Task objective
The output should be all lines of the entries below in which the word "JSON" occurs.

Data records
==============================
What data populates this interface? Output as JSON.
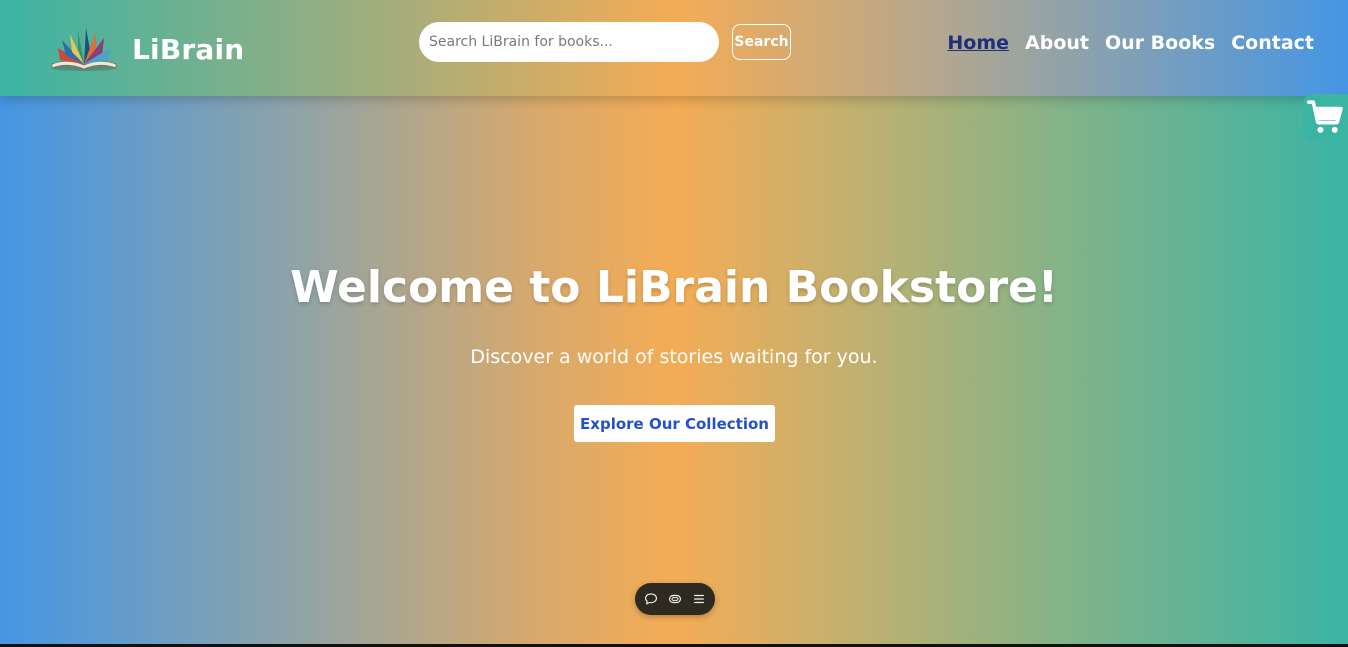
{
  "brand": {
    "name": "LiBrain",
    "logo_icon": "open-book-icon"
  },
  "search": {
    "placeholder": "Search LiBrain for books...",
    "value": "",
    "button_label": "Search"
  },
  "nav": {
    "items": [
      {
        "label": "Home",
        "active": true
      },
      {
        "label": "About",
        "active": false
      },
      {
        "label": "Our Books",
        "active": false
      },
      {
        "label": "Contact",
        "active": false
      }
    ]
  },
  "cart": {
    "icon": "cart-icon"
  },
  "hero": {
    "title": "Welcome to LiBrain Bookstore!",
    "subtitle": "Discover a world of stories waiting for you.",
    "cta_label": "Explore Our Collection"
  },
  "floating_toolbar": {
    "icons": [
      "chat-icon",
      "link-icon",
      "menu-icon"
    ]
  },
  "colors": {
    "accent_teal": "#3bb4a4",
    "accent_orange": "#f4ac55",
    "accent_blue": "#4596e4",
    "active_nav": "#1f2f7a",
    "cta_text": "#2451c7"
  }
}
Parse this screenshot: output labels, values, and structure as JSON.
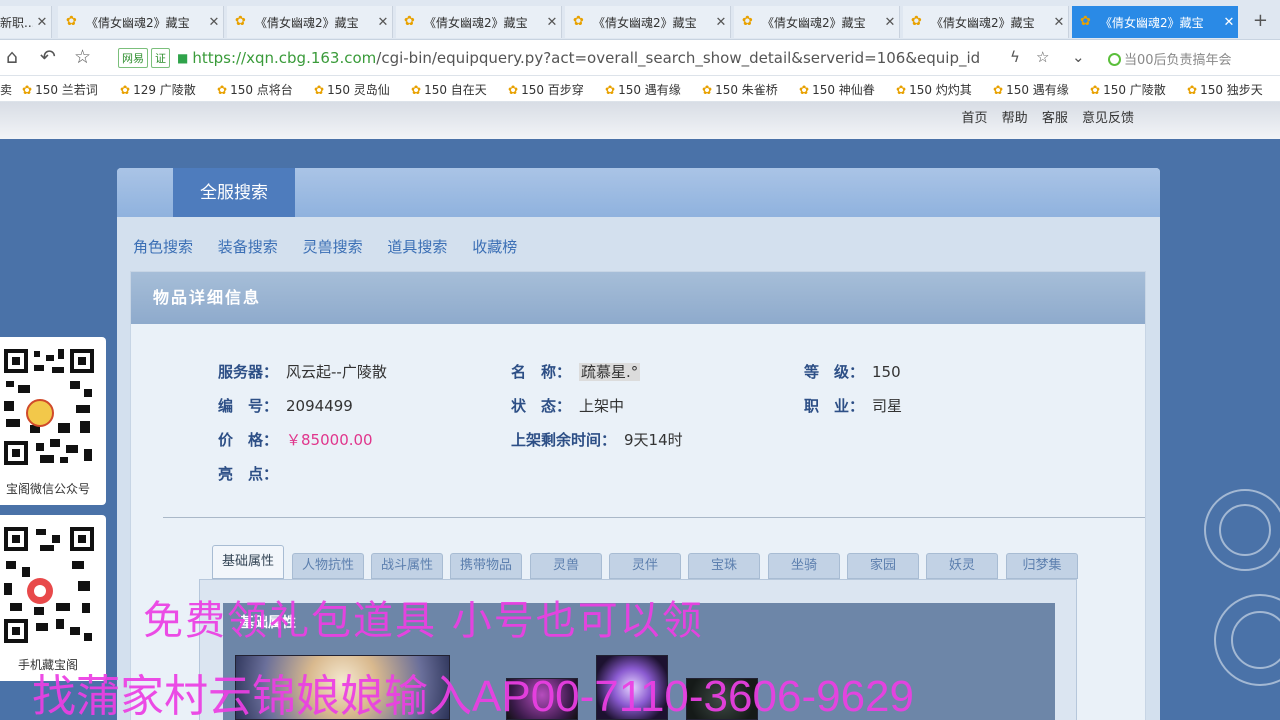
{
  "browser": {
    "tabs": [
      {
        "label": "新职..."
      },
      {
        "label": "《倩女幽魂2》藏宝"
      },
      {
        "label": "《倩女幽魂2》藏宝"
      },
      {
        "label": "《倩女幽魂2》藏宝"
      },
      {
        "label": "《倩女幽魂2》藏宝"
      },
      {
        "label": "《倩女幽魂2》藏宝"
      },
      {
        "label": "《倩女幽魂2》藏宝"
      },
      {
        "label": "《倩女幽魂2》藏宝"
      }
    ],
    "url_host": "https://xqn.cbg.163.com",
    "url_path": "/cgi-bin/equipquery.py?act=overall_search_show_detail&serverid=106&equip_id",
    "site_tag_1": "网易",
    "site_tag_2": "证",
    "search_ext_text": "当00后负责搞年会",
    "bookmarks": [
      "150 兰若词",
      "129 广陵散",
      "150 点将台",
      "150 灵岛仙",
      "150 自在天",
      "150 百步穿",
      "150 遇有缘",
      "150 朱雀桥",
      "150 神仙眷",
      "150 灼灼其",
      "150 遇有缘",
      "150 广陵散",
      "150 独步天"
    ]
  },
  "top_links": [
    "首页",
    "帮助",
    "客服",
    "意见反馈"
  ],
  "panel": {
    "search_tab": "全服搜索",
    "subnav": [
      "角色搜索",
      "装备搜索",
      "灵兽搜索",
      "道具搜索",
      "收藏榜"
    ]
  },
  "detail": {
    "title": "物品详细信息",
    "server_label": "服务器：",
    "server": "风云起--广陵散",
    "name_label": "名　称：",
    "name": "疏慕星.°",
    "level_label": "等　级：",
    "level": "150",
    "id_label": "编　号：",
    "id": "2094499",
    "status_label": "状　态：",
    "status": "上架中",
    "job_label": "职　业：",
    "job": "司星",
    "price_label": "价　格：",
    "price": "￥85000.00",
    "remain_label": "上架剩余时间：",
    "remain": "9天14时",
    "highlight_label": "亮　点："
  },
  "attr_tabs": [
    "基础属性",
    "人物抗性",
    "战斗属性",
    "携带物品",
    "灵兽",
    "灵伴",
    "宝珠",
    "坐骑",
    "家园",
    "妖灵",
    "归梦集"
  ],
  "attr_inner_title": "基础属性",
  "qr_cards": [
    {
      "caption": "宝阁微信公众号"
    },
    {
      "caption": "手机藏宝阁"
    }
  ],
  "overlay": {
    "line1": "免费领礼包道具 小号也可以领",
    "line2": "找蒲家村云锦娘娘输入AP00-7110-3606-9629"
  },
  "colors": {
    "accent": "#4e7cbd",
    "price": "#e0368c",
    "overlay": "#ec3fe4"
  }
}
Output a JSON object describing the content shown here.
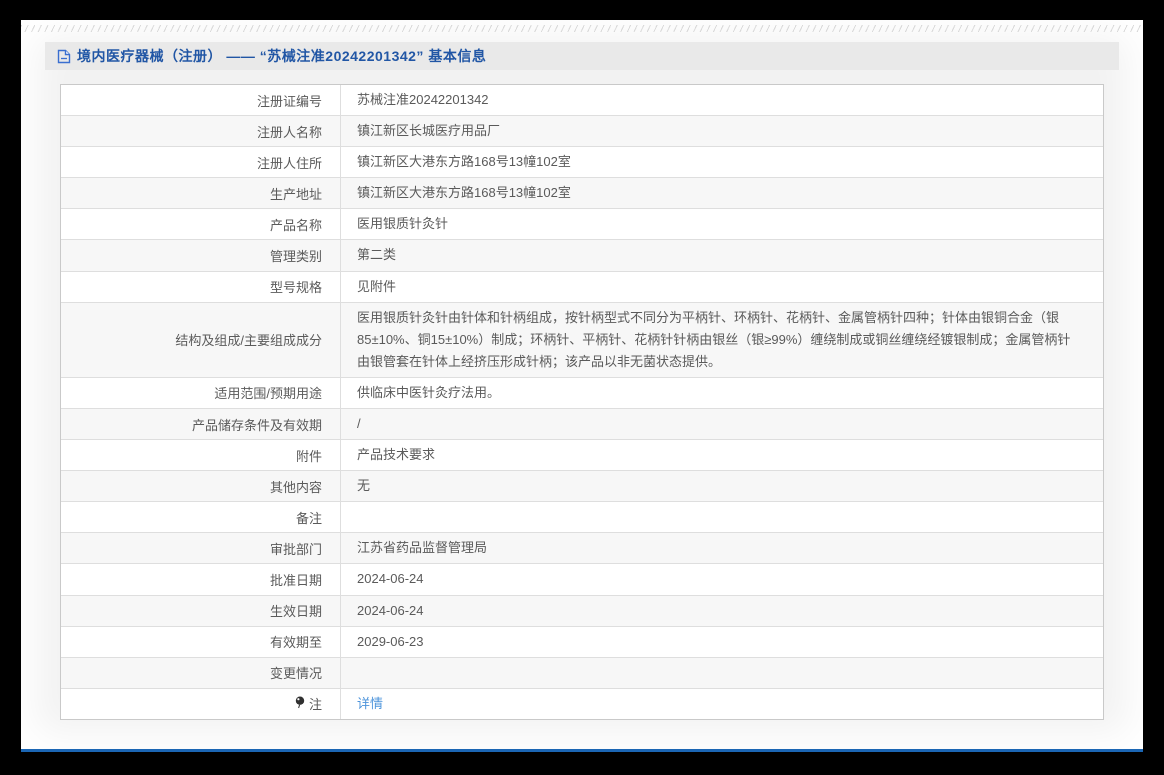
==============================
Written response
What data populates this interface? Output as JSON.
Parse this screenshot: output labels, values, and structure as JSON.
Output a JSON object describing the content shown here.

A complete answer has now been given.